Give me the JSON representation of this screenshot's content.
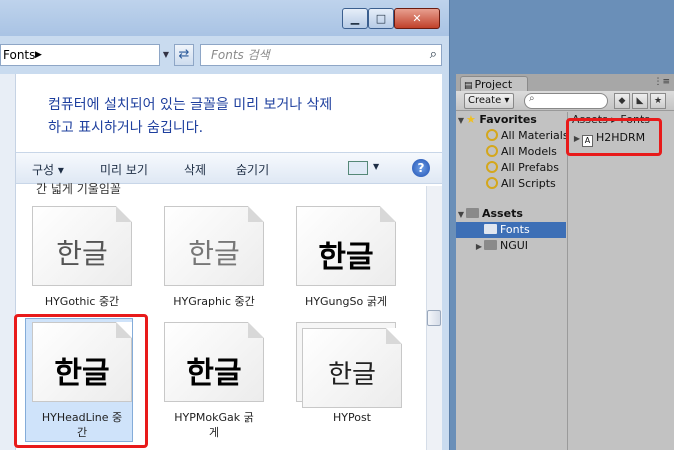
{
  "explorer": {
    "address": "Fonts",
    "search_placeholder": "Fonts 검색",
    "info_line1": "컴퓨터에 설치되어 있는 글꼴을 미리 보거나 삭제",
    "info_line2": "하고 표시하거나 숨깁니다.",
    "toolbar": {
      "organize": "구성 ▾",
      "preview": "미리 보기",
      "delete": "삭제",
      "hide": "숨기기"
    },
    "partial_header": "간 넓게 기울임꼴",
    "fonts": [
      {
        "sample": "한글",
        "label": "HYGothic 중간"
      },
      {
        "sample": "한글",
        "label": "HYGraphic 중간"
      },
      {
        "sample": "한글",
        "label": "HYGungSo 굵게"
      },
      {
        "sample": "한글",
        "label_l1": "HYHeadLine 중",
        "label_l2": "간"
      },
      {
        "sample": "한글",
        "label_l1": "HYPMokGak 굵",
        "label_l2": "게"
      },
      {
        "sample": "한글",
        "label": "HYPost"
      }
    ]
  },
  "unity": {
    "tab_label": "Project",
    "create_label": "Create ▾",
    "tree": {
      "favorites": "Favorites",
      "fav_items": [
        "All Materials",
        "All Models",
        "All Prefabs",
        "All Scripts"
      ],
      "assets": "Assets",
      "fonts": "Fonts",
      "ngui": "NGUI"
    },
    "breadcrumb": "Assets ▸ Fonts",
    "file": "H2HDRM"
  }
}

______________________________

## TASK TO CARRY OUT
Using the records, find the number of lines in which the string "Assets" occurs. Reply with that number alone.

## THE ANSWER
2